Dataset excerpts:
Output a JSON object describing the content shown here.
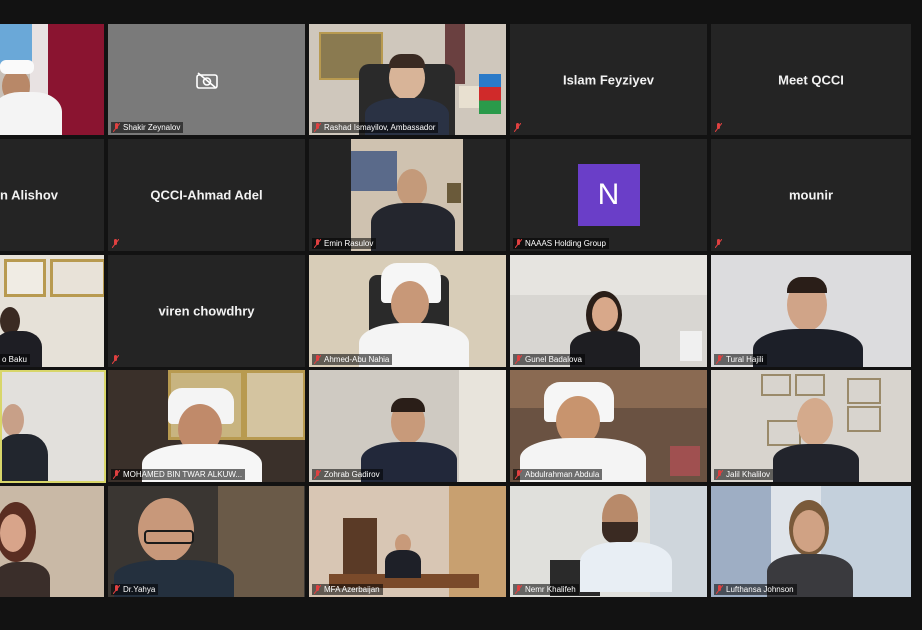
{
  "grid": {
    "tiles": [
      {
        "label": "",
        "kind": "video",
        "muted": false
      },
      {
        "label": "Shakir Zeynalov",
        "kind": "camera-off",
        "muted": true
      },
      {
        "label": "Rashad Ismayilov, Ambassador",
        "kind": "video",
        "muted": true
      },
      {
        "label": "",
        "center": "Islam Feyziyev",
        "kind": "name",
        "muted": true
      },
      {
        "label": "",
        "center": "Meet QCCI",
        "kind": "name",
        "muted": true
      },
      {
        "label": "",
        "center": "n Alishov",
        "kind": "name",
        "muted": false
      },
      {
        "label": "",
        "center": "QCCI-Ahmad Adel",
        "kind": "name",
        "muted": true
      },
      {
        "label": "Emin Rasulov",
        "kind": "video",
        "muted": true
      },
      {
        "label": "NAAAS Holding Group",
        "avatar": "N",
        "kind": "avatar",
        "muted": true
      },
      {
        "label": "",
        "center": "mounir",
        "kind": "name",
        "muted": true
      },
      {
        "label": "o Baku",
        "kind": "video",
        "muted": false
      },
      {
        "label": "",
        "center": "viren chowdhry",
        "kind": "name",
        "muted": true
      },
      {
        "label": "Ahmed-Abu Nahia",
        "kind": "video",
        "muted": true
      },
      {
        "label": "Gunel Badalova",
        "kind": "video",
        "muted": true
      },
      {
        "label": "Tural Hajili",
        "kind": "video",
        "muted": true
      },
      {
        "label": "",
        "kind": "video",
        "muted": false
      },
      {
        "label": "MOHAMED BIN TWAR ALKUW...",
        "kind": "video",
        "muted": true
      },
      {
        "label": "Zohrab Gadirov",
        "kind": "video",
        "muted": true
      },
      {
        "label": "Abdulrahman Abdula",
        "kind": "video",
        "muted": true
      },
      {
        "label": "Jalil Khalilov",
        "kind": "video",
        "muted": true
      },
      {
        "label": "",
        "kind": "video",
        "muted": false
      },
      {
        "label": "Dr.Yahya",
        "kind": "video",
        "muted": true
      },
      {
        "label": "MFA Azerbaijan",
        "kind": "video",
        "muted": true
      },
      {
        "label": "Nemr Khalifeh",
        "kind": "video",
        "muted": true
      },
      {
        "label": "Lufthansa Johnson",
        "kind": "video",
        "muted": true
      }
    ]
  },
  "colors": {
    "background": "#121212",
    "tile": "#232323",
    "active_border": "#d8d66a",
    "avatar": "#6a3ec8",
    "muted_icon": "#e04040"
  }
}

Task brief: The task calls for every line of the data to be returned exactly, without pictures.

Written response:
Output a JSON object describing the content shown here.
{
  "grid": {
    "tiles": [
      {
        "label": "",
        "kind": "video",
        "muted": false
      },
      {
        "label": "Shakir Zeynalov",
        "kind": "camera-off",
        "muted": true
      },
      {
        "label": "Rashad Ismayilov, Ambassador",
        "kind": "video",
        "muted": true
      },
      {
        "label": "",
        "center": "Islam Feyziyev",
        "kind": "name",
        "muted": true
      },
      {
        "label": "",
        "center": "Meet QCCI",
        "kind": "name",
        "muted": true
      },
      {
        "label": "",
        "center": "n Alishov",
        "kind": "name",
        "muted": false
      },
      {
        "label": "",
        "center": "QCCI-Ahmad Adel",
        "kind": "name",
        "muted": true
      },
      {
        "label": "Emin Rasulov",
        "kind": "video",
        "muted": true
      },
      {
        "label": "NAAAS Holding Group",
        "avatar": "N",
        "kind": "avatar",
        "muted": true
      },
      {
        "label": "",
        "center": "mounir",
        "kind": "name",
        "muted": true
      },
      {
        "label": "o Baku",
        "kind": "video",
        "muted": false
      },
      {
        "label": "",
        "center": "viren chowdhry",
        "kind": "name",
        "muted": true
      },
      {
        "label": "Ahmed-Abu Nahia",
        "kind": "video",
        "muted": true
      },
      {
        "label": "Gunel Badalova",
        "kind": "video",
        "muted": true
      },
      {
        "label": "Tural Hajili",
        "kind": "video",
        "muted": true
      },
      {
        "label": "",
        "kind": "video",
        "muted": false
      },
      {
        "label": "MOHAMED BIN TWAR ALKUW...",
        "kind": "video",
        "muted": true
      },
      {
        "label": "Zohrab Gadirov",
        "kind": "video",
        "muted": true
      },
      {
        "label": "Abdulrahman Abdula",
        "kind": "video",
        "muted": true
      },
      {
        "label": "Jalil Khalilov",
        "kind": "video",
        "muted": true
      },
      {
        "label": "",
        "kind": "video",
        "muted": false
      },
      {
        "label": "Dr.Yahya",
        "kind": "video",
        "muted": true
      },
      {
        "label": "MFA Azerbaijan",
        "kind": "video",
        "muted": true
      },
      {
        "label": "Nemr Khalifeh",
        "kind": "video",
        "muted": true
      },
      {
        "label": "Lufthansa Johnson",
        "kind": "video",
        "muted": true
      }
    ]
  },
  "colors": {
    "background": "#121212",
    "tile": "#232323",
    "active_border": "#d8d66a",
    "avatar": "#6a3ec8",
    "muted_icon": "#e04040"
  }
}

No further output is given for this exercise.